Samantha has
Hypoparathyroidism


Samantha with her owner
and Dr. King
Samantha was brought to our hospital as an emergency on a hot Sunday evening late in August of 1998. Her owners were concerned because she had difficulty breathing and her eyes and ears appeared inflamed. After a short time outdoors she had returned frantically shaking her head and itching her ears.

Dr. King examined Samantha and found she had a fever (temp.104), swollen inflamed ear flaps, raspy breathing, and was very depressed.

Dr. King considered the possible causes for Samantha's illness. Her signs appeared abruptly and could be the result of an allergic reaction to something she had been exposed to outside. Animals, like people, can become highly sensitized to insect bites. It was possible she might have ingested a toxin but her symptoms did not seem to focus on the gastrointestinal tract. Another possibility would be a metabolic disorder with an acute onset of symptoms.

Dr. King obtained blood samples to start a group of tests that would investigate the possibility of metabolic disease. Her blood pressure was taken and was normal. Abdominal radiographs were processed and appeared normal, no radiodense foreign material was evident.

Veterinary Assistant Karen Dettman
monitored Samantha throughout her
first night in the hospital.
Karen's specialty is
meticulous care and lots of TLC.
Samantha was held in intensive care. An intravenous catheter was placed and she was started on fluid therapy. She received intravenous medications to counteract the possible allergic reaction and to help relieve the intense itchiness she exhibited. Her condition stabilized. Her ears appeared less inflamed and her breathing became less labored.

Samantha's blood tests held the answer to her clinical symptoms. As Dr. King reviewed the twenty-five blood chemistries it was clear that Samantha was suffering from hypocalcemia. Her blood calcium level was 5.4 mg/dl and this is far below the normal range for a dog. Dr. King quickly repeated the calcium test to be sure the initial result was accurate. The second test confirmed the first and Samantha was started on calcium replacement therapy.

Hypocalcemia is rare in non-lactating female dogs. When hypocalcemia is diagnosed it is usually seen in female dogs that are nursing puppies. In these cases the depletion of calcium is caused by the loss of calcium into the milk. Many of these nursing mothers present to our hospital
Veterinary Assistants Holly Emerson and Becky Gero
obtain a blood sample to measure
Samantha's calcium level
with dramatic neurological symptoms including weakness and seizures. Samantha was not nursing and the cause of her hypocalcemia was still unknown.

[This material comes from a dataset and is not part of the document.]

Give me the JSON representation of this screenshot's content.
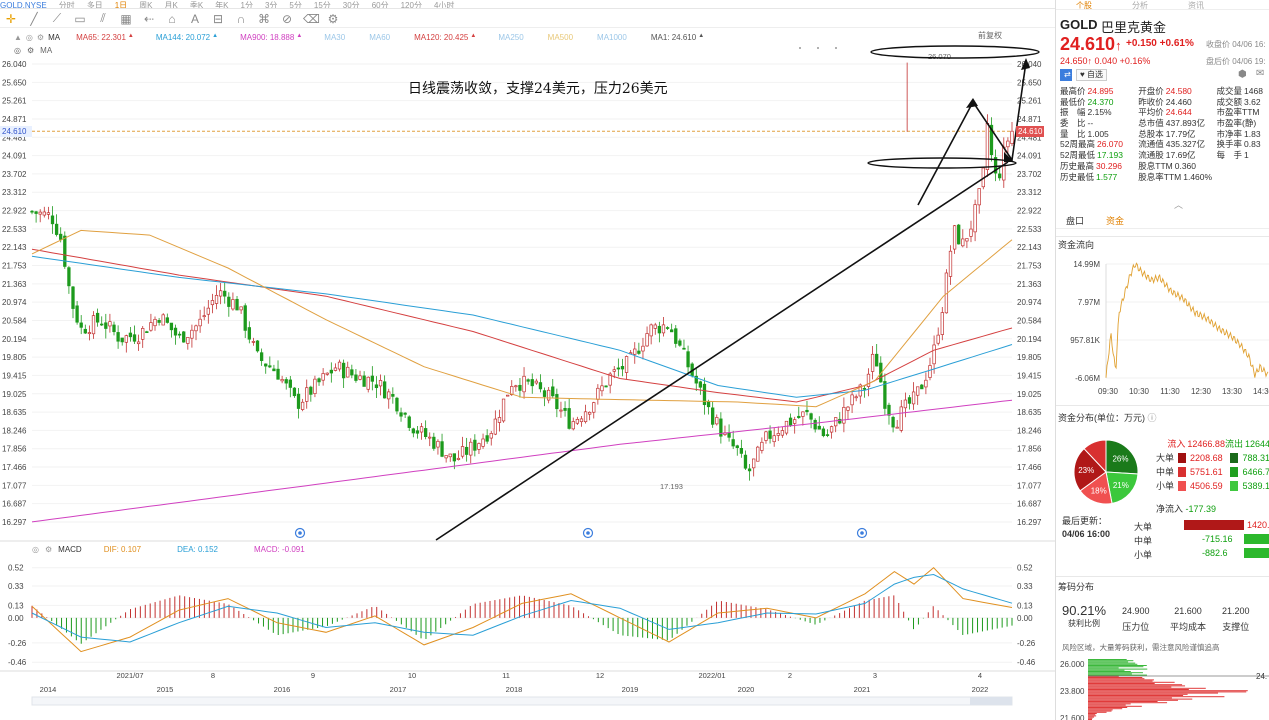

Calcium metabolism relies on several factors, but the primary organ responsible for regulating blood calcium levels is the parathyroid gland. Normally the parathyroid gland secretes parathormone This is a small gland located near the thyroid gland in the neck area. Normally the parathyroid gland secretes parathormone to maintain normal blood calcium values. If the blood calcium level is low the gland should
Both Becky and Samantha
look a little worried, but all's well
and Samantha is feeling fine.
secrete more and more parathormone to stimulate calcium release from bone and to work with vitamin D to increase calcium absorption from the intestinal tract.

Dr. King submitted blood samples for parathormone levels. Samantha's parathormone levels were too low for a patient with hypocalcemia. With this information the most likely cause of her condition is parathyroid gland malfunction. When this occurs, it is usually a life long condition. Fortunately, medical management is possible.

Samantha has been regulated using varying combinations of oral vitamin d and calcium supplementation. She has been doing very well and has been symptom free since August. She comes to the hospital once a month for blood calcium levels. She is a happy dog and she usually comes in smiling and wagging her tail. It's a pleasure to see her healthy again.


Berkshire Veterinary Hospital
730 1/2 Crane Avenue
Pittsfield, MA 01201
(413) 499-2820